Have Cash? Be Bold — Sumichrast suggested that this may be a good time to start or expand a business, if you can get access to cash or financing. "Rents are depressed. Talent is available. And established businesses are cutting back on promotions," he said. "It will be hard for startups to get bank loans, but some of you will get loans; others of you will be able to convince your families and friends to invest in your venture." It's also a great time to build, if you have the capital, need the space and are ready to stop renting. "Many contractors will cut their normal profit margins to keep their crews busy," he said. "But the best deals will be had when the recession is at its absolute worst. Think second quarter of 2009."

The National Forecast

At a Glance — The severity of the current downturn will not only be defined by its duration, Sumichrast said, but also by the depth of the losses. "I expect U.S. gross domestic product to decline by 3.5 percent in the fourth quarter of 2008, and then by 3 percent and 1 percent in the next two quarters," he said. "These reductions qualify it as a severe recession."

GDP will rise slightly in the third quarter of 2009, before advancing by 1.5 percent in the final quarter of the year, according to the Selig Center forecast. That averages out to an inflation-adjusted growth rate of 1.1 percent in 2008 and a decline of 1.2 percent in 2009.

As layoffs and buyouts continue to mount in the job market, the nation's unemployment rate is expected to rise from a low of 4.5 percent in 2007 to more than 8 percent by 2009. Another year of declining economic growth will tamp down net hiring, and the extreme volatility in the financial markets will cause employers to hesitate longer before hiring. "I really don't see any powerful engines of growth," Sumichrast said. "Consequently, the upturn will be gradual. The lack of vigorous growth also means that initially we will have a relatively joyless upswing."

Housing Bubble — Nationally, single-family housing starts have hit their lowest level since World War II. "Even though we will see upturns in home sales and new home construction, we may not see existing home prices appreciate until very late in 2009 or early in 2010," Sumichrast said. "That's because there is still a large inventory of unsold homes that will keep a lid on prices." The hefty housing price bubble that developed in several states in 2006 and 2007 will have finally dissipated in even the most over-priced markets by mid-2009. That will end the cycle of household wealth destruction that's been ongoing since early 2007.
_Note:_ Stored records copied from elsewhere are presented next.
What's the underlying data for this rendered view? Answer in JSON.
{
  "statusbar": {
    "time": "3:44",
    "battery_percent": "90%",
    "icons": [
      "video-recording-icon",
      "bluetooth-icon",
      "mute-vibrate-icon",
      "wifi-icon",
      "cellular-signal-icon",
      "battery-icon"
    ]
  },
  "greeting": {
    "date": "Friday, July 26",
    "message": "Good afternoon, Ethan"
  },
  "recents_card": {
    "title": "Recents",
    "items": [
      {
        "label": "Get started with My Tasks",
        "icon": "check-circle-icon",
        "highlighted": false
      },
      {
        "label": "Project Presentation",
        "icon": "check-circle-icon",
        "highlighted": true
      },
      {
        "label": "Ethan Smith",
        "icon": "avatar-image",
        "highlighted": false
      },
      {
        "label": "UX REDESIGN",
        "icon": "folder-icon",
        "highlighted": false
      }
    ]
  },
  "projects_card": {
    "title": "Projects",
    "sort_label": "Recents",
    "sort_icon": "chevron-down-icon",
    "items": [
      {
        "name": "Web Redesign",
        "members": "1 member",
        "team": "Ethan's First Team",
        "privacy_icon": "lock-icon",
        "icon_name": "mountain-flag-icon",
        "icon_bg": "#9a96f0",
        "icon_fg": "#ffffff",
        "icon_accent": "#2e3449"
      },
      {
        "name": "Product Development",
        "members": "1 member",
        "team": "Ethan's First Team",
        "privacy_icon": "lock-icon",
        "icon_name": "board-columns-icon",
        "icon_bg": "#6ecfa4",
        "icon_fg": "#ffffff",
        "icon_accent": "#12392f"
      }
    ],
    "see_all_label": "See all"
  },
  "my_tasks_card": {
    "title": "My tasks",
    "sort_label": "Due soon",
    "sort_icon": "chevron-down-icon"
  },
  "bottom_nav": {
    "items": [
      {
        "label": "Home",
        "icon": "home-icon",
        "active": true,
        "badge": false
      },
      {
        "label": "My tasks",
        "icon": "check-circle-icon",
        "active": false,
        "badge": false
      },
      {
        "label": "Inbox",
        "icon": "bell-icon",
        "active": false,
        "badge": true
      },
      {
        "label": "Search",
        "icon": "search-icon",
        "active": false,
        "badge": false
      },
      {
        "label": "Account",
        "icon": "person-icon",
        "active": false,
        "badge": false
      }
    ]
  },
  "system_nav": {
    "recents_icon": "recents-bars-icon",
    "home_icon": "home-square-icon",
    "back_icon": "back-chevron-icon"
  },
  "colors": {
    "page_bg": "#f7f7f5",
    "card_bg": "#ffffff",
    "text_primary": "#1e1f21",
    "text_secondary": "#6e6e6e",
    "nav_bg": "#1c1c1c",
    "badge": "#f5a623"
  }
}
On the positive side, Sumichrast lauded the temporary $7,500 tax credit for first-time home buyers that was included in the 2008 Housing and Economic Recovery Act. "Since first-time home buyers do not have to sell a home before they buy a home, this tax credit will help take excess inventory off the market," he said.

Deflation the Concern Now — "Inflation was yesterday's problem. Today's problem is deflation," said Selig Center Director Jeffrey M. Humphreys. He predicted consumer price inflation of 3.8 percent in 2008 will drop to a deflationary rate of -1.0 percent in 2009. Three factors have caused inflation to morph into deflation since September. First, the U.S.-led recession deepened and became global, which is rapidly driving down energy and commodity prices. Second, the financial panic worsened the housing recession, further drawing down home prices. And, third, wage and salary inflation has been brought down by the resulting job losses.

Interest Rates — The Federal Funds Rate, currently at 1.0 percent, will hold its position in 2009, but once the U.S. economy builds up some steam in 2010 the Federal Reserve will move to take back its rate cuts, Humphreys predicted. "As long as the Federal Reserve does not keep rates too low for too long, the risk of stagflation remains very low," he said. "Based on our forecast of a very gradual recovery, I expect the first rate increase will not occur until sometime in the first quarter of 2010."